The incarnation of The Hulk that appeared in Joss Whedon's The Avengers was the one comic book fans have been waiting for. CGI made the comic book character’s combination of size, power and speed possible. The least probable version was The Incredible Hulk, the television series that ran from 1977 to 1981.
Technological and budgetary constraints limited how physically awesome the Hulk could be, but the show had its own soul. Like many westerns, a stranger—Bill Bixby’s David Banner—would come to a town, get involved in someone’s problem, and help resolve it with the aid of his gamma-irradiated alter ego, The Hulk, played by Lou Ferrigno. Their combined plight was a lonely one as they couldn’t stay in any one place too long or connect to others. It was a feeling Ferrigno understood, and it affected his conception of the character.
“I was the Hulk my whole life and realized he was a sensitive creature,” he said Thursday at a party at the Eiffel Society.
Ferrigno remains an imposing figure at age 63, and is taller than he seemed in the show. He has been on the comic convention circuit for 10 years and is in town for the Wizard World Comic Con this weekend at the Morial Convention Center. He last was in New Orleans to attend the Wizard World Comic Con three years ago. “I’m happy to be back because it has grown so much,” he says, but after 40 years in Santa Monica, he’s less happy about the cold weather.
The Brooklyn-born Ferrigno experienced infections as a boy that affected his hearing, and that impaired his speech. He was introverted, and when he experienced a growth spurt as a high school senior and shot up to six feet, two and a half inches while still only 175 pounds, he started lifting weights.
“I wanted to work out because it gave me a sense of security because it had to do with power,” he said. “I wanted to be powerful.”
He became a competitive body builder and appeared in Pumping Iron, the body building documentary that also introduced the world to Arnold Schwarzenegger. “After Pumping Iron I came to California to train for the 1976 Mr. Olympia, which I was slated to win,” Ferrigno said, but before that could happen, he was asked to audition for The Hulk. and 24 hours later he was in show biz, and didn’t compete again until he returned to body building at age 42.

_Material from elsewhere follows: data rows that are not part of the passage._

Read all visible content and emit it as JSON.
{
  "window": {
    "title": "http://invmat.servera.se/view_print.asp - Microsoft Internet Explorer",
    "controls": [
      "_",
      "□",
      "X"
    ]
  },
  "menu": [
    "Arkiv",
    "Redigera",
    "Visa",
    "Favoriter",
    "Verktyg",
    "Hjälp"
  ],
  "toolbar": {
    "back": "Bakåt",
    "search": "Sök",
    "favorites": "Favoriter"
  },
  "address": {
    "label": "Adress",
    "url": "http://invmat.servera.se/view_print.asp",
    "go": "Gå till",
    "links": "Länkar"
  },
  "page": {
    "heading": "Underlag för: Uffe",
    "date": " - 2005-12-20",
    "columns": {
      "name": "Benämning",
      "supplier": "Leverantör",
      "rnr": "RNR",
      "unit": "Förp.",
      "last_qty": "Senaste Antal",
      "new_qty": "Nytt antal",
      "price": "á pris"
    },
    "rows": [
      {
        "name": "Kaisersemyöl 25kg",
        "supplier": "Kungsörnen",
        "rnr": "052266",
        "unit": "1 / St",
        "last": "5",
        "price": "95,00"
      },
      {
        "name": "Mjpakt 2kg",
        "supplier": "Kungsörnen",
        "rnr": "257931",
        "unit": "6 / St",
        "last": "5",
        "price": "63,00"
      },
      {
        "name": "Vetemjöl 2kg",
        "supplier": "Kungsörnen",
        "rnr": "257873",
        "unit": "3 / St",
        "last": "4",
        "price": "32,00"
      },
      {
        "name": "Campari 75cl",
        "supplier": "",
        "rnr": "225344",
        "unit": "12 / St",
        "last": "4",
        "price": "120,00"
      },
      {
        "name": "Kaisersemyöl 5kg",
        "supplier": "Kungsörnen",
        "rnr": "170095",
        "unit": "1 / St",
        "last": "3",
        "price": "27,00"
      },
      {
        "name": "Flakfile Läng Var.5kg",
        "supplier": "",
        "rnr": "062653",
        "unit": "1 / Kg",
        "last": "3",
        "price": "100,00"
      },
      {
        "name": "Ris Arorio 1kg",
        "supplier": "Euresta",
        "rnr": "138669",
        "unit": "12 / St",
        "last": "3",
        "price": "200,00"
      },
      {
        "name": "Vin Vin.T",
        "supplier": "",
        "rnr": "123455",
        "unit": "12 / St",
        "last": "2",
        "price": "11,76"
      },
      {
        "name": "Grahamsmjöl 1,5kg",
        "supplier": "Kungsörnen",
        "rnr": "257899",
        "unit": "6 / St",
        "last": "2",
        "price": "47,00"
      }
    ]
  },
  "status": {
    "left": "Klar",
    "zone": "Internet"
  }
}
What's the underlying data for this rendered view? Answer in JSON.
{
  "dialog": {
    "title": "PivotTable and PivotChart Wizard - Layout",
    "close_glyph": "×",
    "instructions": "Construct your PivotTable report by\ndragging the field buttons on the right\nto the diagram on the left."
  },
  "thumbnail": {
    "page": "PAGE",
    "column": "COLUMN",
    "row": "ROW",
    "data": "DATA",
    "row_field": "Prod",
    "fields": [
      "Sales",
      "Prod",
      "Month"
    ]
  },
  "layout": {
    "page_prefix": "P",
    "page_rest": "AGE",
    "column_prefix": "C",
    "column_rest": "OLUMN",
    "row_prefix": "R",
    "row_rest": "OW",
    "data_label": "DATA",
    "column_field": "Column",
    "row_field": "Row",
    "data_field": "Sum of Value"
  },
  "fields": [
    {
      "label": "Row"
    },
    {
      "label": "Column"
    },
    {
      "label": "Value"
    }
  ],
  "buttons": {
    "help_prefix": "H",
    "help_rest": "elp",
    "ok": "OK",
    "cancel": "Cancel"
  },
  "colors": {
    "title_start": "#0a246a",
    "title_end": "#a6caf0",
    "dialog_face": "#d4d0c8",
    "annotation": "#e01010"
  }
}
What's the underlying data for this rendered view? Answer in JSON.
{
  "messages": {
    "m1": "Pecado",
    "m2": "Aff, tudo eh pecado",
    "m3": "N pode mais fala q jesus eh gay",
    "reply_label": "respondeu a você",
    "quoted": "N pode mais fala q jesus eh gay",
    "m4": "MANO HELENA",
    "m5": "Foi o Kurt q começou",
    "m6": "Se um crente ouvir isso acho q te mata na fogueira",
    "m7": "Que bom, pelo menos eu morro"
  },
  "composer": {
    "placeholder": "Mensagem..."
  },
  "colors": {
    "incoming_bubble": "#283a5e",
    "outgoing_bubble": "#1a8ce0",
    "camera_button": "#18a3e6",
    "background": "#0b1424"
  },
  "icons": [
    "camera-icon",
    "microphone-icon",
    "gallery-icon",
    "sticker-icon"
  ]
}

“I knew I had to give up something to get something,” he said. “You can’t have both, but it was the best decision I made.”
Working on The Incredible Hulk was physically demanding for Ferrigno because there was no CGI to create some of the larger than life sequences. If something heroic had to happen, he had to do it. “All the breaking windows, the jumping, the wall-breaking, 99 percent of the stunts I did, and it was tough,” he said. “Back then, there was no one who could double me.”
At 63, Ferrigno doesn’t look like The Hulk, but he’s obviously in very good shape. He still trains five to six days a week, but he works with lighter weights and eats lighter as well. He maintains a regimen of 45 minutes of weights with a minute between reps, and 30 minutes of cardio.
“I get a good pump,” he said.
As for The Incredible Hulk, he glad to see that it continues to find an audience that appreciates it, particularly now when CGI has drastically changed the nature of comic book-related movies and television. Social media has helped fans of the show connect and keep it alive. “After 40 years, there’s still the same excitement,” Ferrigno said. “It’s very exciting for me because most actors’ TV series fade away.”